■ SUPPLIED MATERIAL:
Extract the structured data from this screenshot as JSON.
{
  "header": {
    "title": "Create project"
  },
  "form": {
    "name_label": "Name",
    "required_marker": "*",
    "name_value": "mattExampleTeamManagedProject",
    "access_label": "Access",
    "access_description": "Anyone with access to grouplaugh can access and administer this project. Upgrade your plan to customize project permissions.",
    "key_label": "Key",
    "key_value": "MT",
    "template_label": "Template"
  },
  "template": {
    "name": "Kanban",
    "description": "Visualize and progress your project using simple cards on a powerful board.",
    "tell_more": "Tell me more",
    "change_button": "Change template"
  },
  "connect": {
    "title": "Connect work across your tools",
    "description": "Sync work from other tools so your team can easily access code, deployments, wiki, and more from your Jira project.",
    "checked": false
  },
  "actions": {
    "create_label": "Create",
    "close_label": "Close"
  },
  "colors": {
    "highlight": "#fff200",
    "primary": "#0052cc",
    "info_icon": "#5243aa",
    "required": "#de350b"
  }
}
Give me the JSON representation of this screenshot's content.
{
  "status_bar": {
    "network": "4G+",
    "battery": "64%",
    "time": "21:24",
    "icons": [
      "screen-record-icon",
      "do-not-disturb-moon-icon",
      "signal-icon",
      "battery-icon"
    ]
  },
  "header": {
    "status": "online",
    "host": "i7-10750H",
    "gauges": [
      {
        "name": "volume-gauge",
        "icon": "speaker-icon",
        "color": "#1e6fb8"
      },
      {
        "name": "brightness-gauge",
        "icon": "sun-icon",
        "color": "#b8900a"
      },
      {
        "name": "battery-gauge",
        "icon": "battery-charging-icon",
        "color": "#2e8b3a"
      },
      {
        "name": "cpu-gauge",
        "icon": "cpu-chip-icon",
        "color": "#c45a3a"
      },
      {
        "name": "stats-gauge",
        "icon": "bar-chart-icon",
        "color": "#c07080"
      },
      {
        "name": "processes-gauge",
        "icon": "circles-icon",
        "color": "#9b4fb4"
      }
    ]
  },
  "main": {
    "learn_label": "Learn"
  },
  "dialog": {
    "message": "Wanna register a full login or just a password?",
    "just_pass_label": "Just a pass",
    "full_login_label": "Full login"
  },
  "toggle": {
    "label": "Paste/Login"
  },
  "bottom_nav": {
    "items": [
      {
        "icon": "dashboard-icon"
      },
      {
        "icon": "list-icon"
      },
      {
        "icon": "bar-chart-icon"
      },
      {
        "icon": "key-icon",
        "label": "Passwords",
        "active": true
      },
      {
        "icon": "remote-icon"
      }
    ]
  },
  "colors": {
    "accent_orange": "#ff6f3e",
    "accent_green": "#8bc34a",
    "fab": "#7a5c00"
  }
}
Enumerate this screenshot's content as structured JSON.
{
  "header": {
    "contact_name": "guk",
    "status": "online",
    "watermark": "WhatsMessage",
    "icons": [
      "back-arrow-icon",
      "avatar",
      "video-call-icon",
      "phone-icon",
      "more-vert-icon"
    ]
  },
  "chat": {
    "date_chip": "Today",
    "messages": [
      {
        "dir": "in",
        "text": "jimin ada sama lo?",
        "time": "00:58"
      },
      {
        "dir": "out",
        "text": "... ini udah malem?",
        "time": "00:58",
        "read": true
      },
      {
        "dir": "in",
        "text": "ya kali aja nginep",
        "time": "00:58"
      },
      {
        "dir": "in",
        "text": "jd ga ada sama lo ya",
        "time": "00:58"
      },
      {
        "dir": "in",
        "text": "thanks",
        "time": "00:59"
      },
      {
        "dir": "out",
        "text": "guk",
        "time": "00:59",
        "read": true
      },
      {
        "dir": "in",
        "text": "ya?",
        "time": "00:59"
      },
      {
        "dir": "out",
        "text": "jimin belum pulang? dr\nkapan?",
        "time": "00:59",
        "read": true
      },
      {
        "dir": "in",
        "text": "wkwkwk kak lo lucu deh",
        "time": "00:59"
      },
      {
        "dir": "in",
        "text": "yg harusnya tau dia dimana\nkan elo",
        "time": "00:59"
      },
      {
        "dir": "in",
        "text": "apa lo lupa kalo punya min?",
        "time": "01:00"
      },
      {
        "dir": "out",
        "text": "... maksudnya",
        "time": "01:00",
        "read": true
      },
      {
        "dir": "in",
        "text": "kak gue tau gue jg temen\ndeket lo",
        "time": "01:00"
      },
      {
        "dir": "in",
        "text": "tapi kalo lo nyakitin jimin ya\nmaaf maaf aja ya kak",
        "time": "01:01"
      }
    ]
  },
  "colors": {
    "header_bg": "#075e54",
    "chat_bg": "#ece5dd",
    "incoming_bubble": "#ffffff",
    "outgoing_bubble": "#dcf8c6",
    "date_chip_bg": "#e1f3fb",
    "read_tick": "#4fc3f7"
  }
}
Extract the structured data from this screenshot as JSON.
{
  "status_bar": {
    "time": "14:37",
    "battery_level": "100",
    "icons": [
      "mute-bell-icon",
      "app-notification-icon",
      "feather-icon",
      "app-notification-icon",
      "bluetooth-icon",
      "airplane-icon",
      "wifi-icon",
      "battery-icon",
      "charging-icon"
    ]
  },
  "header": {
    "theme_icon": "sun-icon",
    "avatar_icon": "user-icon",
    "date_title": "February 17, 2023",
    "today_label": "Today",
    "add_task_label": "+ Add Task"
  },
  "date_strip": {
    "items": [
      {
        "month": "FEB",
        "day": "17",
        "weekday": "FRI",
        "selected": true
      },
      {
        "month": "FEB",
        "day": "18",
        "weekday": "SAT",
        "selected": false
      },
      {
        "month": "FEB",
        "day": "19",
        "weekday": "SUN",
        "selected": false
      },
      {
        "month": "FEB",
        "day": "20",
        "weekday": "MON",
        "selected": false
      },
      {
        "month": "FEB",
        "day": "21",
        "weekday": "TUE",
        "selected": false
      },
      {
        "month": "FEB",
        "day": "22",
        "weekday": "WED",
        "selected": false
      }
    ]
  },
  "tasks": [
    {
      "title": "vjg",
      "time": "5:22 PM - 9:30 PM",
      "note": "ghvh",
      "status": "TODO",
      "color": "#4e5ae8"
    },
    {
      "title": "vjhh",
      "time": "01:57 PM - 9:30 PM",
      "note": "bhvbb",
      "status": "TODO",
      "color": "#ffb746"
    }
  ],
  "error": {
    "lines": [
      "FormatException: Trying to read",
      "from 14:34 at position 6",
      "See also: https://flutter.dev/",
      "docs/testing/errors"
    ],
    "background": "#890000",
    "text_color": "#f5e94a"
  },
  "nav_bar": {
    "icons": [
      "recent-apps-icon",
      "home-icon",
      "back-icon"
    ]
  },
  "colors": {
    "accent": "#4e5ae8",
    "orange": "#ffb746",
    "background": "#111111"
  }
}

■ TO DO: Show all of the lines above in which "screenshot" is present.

■ TASK RESPONSE:
Extract the structured data from this screenshot as JSON.
Give me the JSON representation of this screenshot's content.
Enumerate this screenshot's content as structured JSON.
Extract the structured data from this screenshot as JSON.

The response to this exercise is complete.